Malaria-transmitting mosquitoes are amongst the deadliest animals in the world, responsible for more than 400,000 deaths from the disease in 2019 alone. At Target Malaria Burkina Faso – where I work as Field Entomology coordinator – we collect information on the sibling species of Anopheles gambiae, one of the main malaria vectors on the African continent. Our entomological work allows us to understand where these mosquitoes live and breed, how far they travel and where they bite people, and helps inform the project’s development of an innovative tool to reduce malaria transmission.
Our research involves several activities which are based on collecting mosquitoes in their natural habitat in different local sites (Bana, Souroukoudinga and the surrounding villages). We use a number of collection methods, the main ones being indoor spray catches, swarm collections, collection using traps and larval collection. Collecting samples allows us to conduct analyses and gain information on the seasonal abundance, spatial distribution, and population dynamics of the mosquitoes.
One of the main activities we carry out in the field is the mark-release-recapture (MRR) of wild or genetically modified mosquitoes. The aim of this activity is to estimate the size of the mosquito population and assess the dispersal and survival rate of mosquitoes in the field. This activity also provides data which will enable our researchers to design, as well as implement, an effective vector control strategy.
As part of our step-wise approach to developing our technology, in July 2019 we carried out a release of non gene drive genetically modified sterile male mosquitoes in the village of Bana. The release was a first in Africa and required several years of work for all our teams (insectary, entomology and stakeholder engagement) to develop expertise, build capacity and ensure an informed dialogue could take place with the affected communities.
In order to carry out field activities, we work in close collaboration with experienced collectors (temporary or voluntary workers) who have been previously trained in the various techniques that we use in the field. In accordance with our value of co-development, these collectors come from the local community and contribute to our research with their knowledge.
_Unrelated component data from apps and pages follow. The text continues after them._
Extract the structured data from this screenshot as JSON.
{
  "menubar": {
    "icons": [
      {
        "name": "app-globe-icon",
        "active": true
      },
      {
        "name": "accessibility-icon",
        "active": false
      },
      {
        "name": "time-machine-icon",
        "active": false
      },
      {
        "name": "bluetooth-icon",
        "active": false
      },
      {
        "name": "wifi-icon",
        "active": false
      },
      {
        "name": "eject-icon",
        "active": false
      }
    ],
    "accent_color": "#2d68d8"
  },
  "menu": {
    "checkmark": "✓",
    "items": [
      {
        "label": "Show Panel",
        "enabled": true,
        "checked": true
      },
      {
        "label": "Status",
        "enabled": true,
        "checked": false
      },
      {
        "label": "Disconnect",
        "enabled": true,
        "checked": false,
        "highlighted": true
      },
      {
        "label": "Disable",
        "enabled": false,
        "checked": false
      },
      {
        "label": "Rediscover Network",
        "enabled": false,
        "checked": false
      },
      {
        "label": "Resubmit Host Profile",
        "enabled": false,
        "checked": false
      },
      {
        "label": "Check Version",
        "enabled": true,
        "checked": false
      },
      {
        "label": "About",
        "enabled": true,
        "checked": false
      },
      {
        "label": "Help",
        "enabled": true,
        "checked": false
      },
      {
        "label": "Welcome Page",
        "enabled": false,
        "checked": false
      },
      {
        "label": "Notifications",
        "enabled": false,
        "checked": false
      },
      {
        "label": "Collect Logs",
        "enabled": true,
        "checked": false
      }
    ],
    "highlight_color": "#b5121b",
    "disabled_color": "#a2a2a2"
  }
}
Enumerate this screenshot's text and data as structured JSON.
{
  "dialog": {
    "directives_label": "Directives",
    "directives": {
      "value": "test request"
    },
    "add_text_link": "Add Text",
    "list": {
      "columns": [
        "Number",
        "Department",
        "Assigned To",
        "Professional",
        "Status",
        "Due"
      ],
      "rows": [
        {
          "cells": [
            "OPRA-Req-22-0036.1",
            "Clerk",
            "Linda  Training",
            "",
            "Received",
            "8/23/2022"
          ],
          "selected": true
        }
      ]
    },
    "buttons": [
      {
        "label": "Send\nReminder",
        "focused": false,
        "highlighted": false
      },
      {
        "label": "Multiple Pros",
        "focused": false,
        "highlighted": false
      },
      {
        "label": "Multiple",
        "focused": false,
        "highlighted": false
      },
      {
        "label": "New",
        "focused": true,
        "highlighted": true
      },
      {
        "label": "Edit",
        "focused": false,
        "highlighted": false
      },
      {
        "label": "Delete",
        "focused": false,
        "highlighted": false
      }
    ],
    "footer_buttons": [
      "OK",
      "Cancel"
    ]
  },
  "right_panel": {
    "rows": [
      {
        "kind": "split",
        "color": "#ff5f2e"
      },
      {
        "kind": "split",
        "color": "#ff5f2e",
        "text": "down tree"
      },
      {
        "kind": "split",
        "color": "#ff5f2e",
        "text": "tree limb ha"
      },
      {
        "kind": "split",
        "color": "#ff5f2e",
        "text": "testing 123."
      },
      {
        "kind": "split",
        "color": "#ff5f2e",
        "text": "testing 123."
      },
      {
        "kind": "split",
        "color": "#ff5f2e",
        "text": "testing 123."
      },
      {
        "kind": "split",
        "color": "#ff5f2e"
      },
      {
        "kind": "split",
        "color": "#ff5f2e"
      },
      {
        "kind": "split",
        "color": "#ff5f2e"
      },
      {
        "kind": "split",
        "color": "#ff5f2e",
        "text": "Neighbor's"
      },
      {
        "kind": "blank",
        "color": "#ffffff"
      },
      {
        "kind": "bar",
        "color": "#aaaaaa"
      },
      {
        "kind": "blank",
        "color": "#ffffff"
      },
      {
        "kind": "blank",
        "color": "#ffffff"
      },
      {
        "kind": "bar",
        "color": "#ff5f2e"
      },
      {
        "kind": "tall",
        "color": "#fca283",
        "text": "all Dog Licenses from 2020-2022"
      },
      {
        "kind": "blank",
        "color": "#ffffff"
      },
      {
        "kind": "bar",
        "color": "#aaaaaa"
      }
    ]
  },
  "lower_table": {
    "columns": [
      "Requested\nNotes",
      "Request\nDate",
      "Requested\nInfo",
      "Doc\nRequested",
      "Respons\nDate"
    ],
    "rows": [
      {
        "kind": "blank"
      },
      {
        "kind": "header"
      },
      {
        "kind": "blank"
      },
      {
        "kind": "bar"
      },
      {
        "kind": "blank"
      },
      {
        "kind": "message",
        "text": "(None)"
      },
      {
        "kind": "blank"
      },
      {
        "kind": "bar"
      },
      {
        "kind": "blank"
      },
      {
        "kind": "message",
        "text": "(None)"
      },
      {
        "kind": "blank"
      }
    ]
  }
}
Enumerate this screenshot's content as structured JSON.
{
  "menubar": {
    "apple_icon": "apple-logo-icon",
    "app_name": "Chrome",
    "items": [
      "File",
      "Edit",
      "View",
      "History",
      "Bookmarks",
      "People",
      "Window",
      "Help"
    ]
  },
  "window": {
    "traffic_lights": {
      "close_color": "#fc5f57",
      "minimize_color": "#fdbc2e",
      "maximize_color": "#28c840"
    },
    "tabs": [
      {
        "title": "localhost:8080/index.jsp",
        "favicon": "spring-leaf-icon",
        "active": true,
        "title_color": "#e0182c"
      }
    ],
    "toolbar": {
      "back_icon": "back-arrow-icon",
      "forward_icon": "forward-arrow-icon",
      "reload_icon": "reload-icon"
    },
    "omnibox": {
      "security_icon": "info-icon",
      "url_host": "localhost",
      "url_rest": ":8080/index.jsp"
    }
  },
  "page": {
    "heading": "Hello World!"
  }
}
We also work with the stakeholder engagement team, who goes ahead of us in the field, working closely with local communities to ensure they have given their agreement for the planned entomological activities to take place and that they understand the research we will carry out. This commitment is important and allows us to strengthen dialogue and cohesion with our stakeholders around the common goal of fighting malaria.
The field entomology team is pleased to be able to contribute to the ongoing battle against malaria through its work. We believe that the research and development of new tools and innovative approaches to control malaria will be of crucial importance to reverse stagnant progress and consolidate hard-won gains in the continuing fight against this deadly disease.